Dear Dr. Yael,
My husband and I are loving parents and do our best to raise our children in the proper way. Our children are still young, yet seem to have more chutzpah than either one of us remember having as children. To give you an example, the other day, my child said to me, “I hate you Mommy” because I bought him one expensive toy rather than two.
I know how much you focus on derech eretz – can you help us?
Thank you so much for writing about this issue. This is such an important topic that we have now made my video, “Chutzpah is Muktzah” and the “Chutzpah is Muktzah 2,” available to watch on YouTube.
Instilling derech eretz in our children when they are young is of paramount importance. Children do not really know how to express their feelings and it is up to us to teach them the proper way to do so.
When your child is upset and is speaking in a chutzpadik manner, you can say, “I think you meant to say, ‘I’m really upset about…’”
Children are allowed to feel angry and should be given the space for their emotions, however, they must understand that there is a right way to express them.

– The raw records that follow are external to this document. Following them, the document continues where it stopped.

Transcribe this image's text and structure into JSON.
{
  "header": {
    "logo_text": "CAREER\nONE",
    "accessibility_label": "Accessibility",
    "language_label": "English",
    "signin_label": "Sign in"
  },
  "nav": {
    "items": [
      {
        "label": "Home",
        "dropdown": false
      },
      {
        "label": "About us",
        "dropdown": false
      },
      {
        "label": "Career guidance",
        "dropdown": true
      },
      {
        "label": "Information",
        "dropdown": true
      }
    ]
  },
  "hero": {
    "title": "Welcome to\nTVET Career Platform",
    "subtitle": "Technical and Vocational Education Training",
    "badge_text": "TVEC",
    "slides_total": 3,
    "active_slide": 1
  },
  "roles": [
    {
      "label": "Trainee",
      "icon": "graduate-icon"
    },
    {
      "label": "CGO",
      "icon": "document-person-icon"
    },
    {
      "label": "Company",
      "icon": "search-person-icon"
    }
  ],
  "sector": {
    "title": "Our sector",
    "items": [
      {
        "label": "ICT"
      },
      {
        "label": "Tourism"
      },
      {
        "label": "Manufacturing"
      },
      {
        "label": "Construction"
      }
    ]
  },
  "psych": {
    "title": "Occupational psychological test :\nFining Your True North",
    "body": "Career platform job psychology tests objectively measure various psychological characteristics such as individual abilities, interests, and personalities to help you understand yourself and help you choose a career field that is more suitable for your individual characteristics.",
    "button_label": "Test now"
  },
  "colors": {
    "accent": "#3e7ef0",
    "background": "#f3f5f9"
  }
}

Once you have helped him or her to rephrase, make sure to emphasize with that feeling and let him or her know that you understand.
Recently I found myself sitting next to a mother and her adorable four-year-old son.
There was a platter of pickles on the table and the little boy reached up and grabbed a handful of them.
“David, don’t be a fresser,” his mother scolded.
David giggled. “You don’t be a big fresser!” he shouted to his mother.
Everybody laughed, and I thought to myself: this is how chutzpah starts! Very often we unconsciously tolerate and even reinforce this type of inappropriate behavior. Instead of correcting her child, the mother communicated that she thought he was funny and cute – it won’t be cute ten years down the road.
Another important thing to note is that parents who do not speak to their children with respect will have children who respond in kind. In the above “fresser” example, the mother was not speaking respectfully to her son, so he responded in kind. Children learn from our actions and speech.
I once heard a bar mitzvah boy thank his parents at the end of his speech and noting that his mother takes such good care of her children: “eight kids, not seven, since my father is the eighth,” he joked. This drew appreciative chuckles from the crowd, including from his parents who probably helped him write the speech. But is it appropriate for a thirteen-year-old to diminish his father by characterizing him as childish? Absolutely not.
Again, while we may find certain behavior cute, we must be very careful not to laugh at chutzpadik remarks or act as our child’s friend. Our role as a parent is to help a child navigate through life.
As I said, children learn best by example, thus, it is important that we talk with our parents and in-laws in respectful ways. We should also be careful of the phraseology we use. For example, I like it when children respond, “I’ll do it with pleasure” or “I’ll do it right away” when they’re asked to do something. Thus, when my children ask me to do something, I try to remember to use this phrase. You can also remember to say, “Please…” or “Is it possible to…”
Another important factor is our tone of voice when we speak to our children – if we yell, they will yell. Now, sometimes we lose our patience and become inappropriately angry. If that happens, take the time to apologize for your tone – it will be a wonderful lesson for them.
Some other tips: Compliment them when they do something good, make a big deal about it. They will want to continue doing things to make you happy. With older children, get them used to complimenting the younger children; it will enhance everyone’s self esteem and show the older child how important his or her opinion is to the others. This helps to foster a loving family relationship.
Wishing you much hatzlacha.